Flexibility needed in new era of air safety
By Fred Bayles
You've spent two hours going through airport security. You're ready to board. But not so fast.
While you and your luggage are being poked and prodded, new federal regulations also mandate that your plane and those who service it get the same treatment.
The procedures in place since late September require a thorough search of the interior and exterior of passenger jets at least once a day. That includes all material brought on board by cleaning staff, catering companies and mechanics. Employees' identities must be verified, and they must be frisked on a random basis. Even flight crews are checked before they're allowed on board.
In a business where time is money, those procedures are likely to increase costs for airports and airlines. How much is unknown; flight schedules and other security measures are developing.
"The aircraft are going to sit at the gate a lot longer," said Bonnie Wilson, who advises 450 airports on security issues for the Washington-based Airports Council International North America. "This is going to have an impact, because airports are not designed to hold people arriving three hours before they can get on their plane."
And, the experts said, these security measures may not be all that effective. In at least one case, the responsibility for security checks of the cabin has been given to the cleaning crew.
"What you're doing, in effect, is using airline ground staff to make sure airline ground staff hasn't snuck anything onboard. It's an interesting circular approach to security," said Kyle Olson, a Washington-based security consultant.
The Federal Aviation Administration issued security directives in late September that require airlines to conduct sweeps of their planes and closely supervise service personnel who have access to them.
Among the requirements:
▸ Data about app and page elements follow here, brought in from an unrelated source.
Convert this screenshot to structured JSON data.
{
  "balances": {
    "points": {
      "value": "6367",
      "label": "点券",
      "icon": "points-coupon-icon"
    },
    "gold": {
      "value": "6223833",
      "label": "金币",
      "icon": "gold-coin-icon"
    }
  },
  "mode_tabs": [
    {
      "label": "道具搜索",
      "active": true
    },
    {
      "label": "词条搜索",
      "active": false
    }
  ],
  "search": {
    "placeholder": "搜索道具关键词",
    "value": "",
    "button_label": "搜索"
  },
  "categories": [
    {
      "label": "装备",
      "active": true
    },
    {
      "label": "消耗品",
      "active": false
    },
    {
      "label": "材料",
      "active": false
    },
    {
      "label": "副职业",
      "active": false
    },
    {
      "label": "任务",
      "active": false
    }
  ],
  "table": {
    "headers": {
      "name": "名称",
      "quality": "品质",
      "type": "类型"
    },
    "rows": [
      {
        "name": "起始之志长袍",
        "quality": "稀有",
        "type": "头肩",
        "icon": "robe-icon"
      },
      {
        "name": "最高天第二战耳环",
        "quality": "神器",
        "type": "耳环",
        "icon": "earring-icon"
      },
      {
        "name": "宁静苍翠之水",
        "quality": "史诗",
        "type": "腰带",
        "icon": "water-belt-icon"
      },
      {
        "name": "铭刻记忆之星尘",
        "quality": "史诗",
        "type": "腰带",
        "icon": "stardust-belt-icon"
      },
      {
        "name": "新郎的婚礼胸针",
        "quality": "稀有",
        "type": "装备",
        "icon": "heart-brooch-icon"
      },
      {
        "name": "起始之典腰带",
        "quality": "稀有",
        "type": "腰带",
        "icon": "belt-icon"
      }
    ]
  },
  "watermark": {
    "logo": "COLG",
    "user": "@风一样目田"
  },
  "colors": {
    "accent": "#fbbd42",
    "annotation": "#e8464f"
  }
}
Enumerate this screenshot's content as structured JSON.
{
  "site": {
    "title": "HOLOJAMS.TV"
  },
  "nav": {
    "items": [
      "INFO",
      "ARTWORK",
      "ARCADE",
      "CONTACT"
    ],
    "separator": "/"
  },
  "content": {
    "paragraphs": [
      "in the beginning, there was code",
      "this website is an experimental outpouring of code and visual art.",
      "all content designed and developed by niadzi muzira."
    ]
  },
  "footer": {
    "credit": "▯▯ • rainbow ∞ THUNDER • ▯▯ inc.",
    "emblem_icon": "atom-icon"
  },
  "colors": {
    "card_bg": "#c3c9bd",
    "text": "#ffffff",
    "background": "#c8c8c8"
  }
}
Each morning, before passengers board any jet, airline workers must check overhead bins, closets, lavatories, galleys, trash receptacles, storage bins, seat backs, cushions and pockets, and the area under seats, as well as other compartments in the passenger cabin and the flight deck. Life vests must be removed from under each seat and inspected for signs of tampering.
The searches must be repeated if there is any indication of a lapse in security around the aircraft. The routine is also required for every U.S.-bound commercial jet leaving from an overseas airport.
At the same time, the airline must inspect the cargo hold and all service doors and hatches on the exterior of the aircraft.
Throughout the day, airlines must monitor service staff, such as employees of caterers,, checking their identification and inspecting tool kits and personal property. On one aircraft out of every three, each employee must be patted down or checked with a handheld metal detector. Workers' property must be inspected.
Flight crews' identification cards must be checked by an airline representative who must also verify that each crew member is assigned to the flight. If there is any question, the crew member will not be allowed on the plane.
Few question the need for the additional steps. A security sweep of planes grounded at Boston's Logan International Airport in the days after the Sept. 11 attacks turned up a 4-inch Buck knife on a Delta Air Lines jet, and a 2-inch Swiss Army knife on a Northwest Airlines jet.
With more security regulations coming out regularly, airlines and airports are struggling to adjust.
"This is a constantly evolving situation that requires a day-to-day review of our operations," said Cindi Kurczewski, a spokeswoman for Delta Air Lines, which added 15 minutes to its boarding times to accommodate new security steps.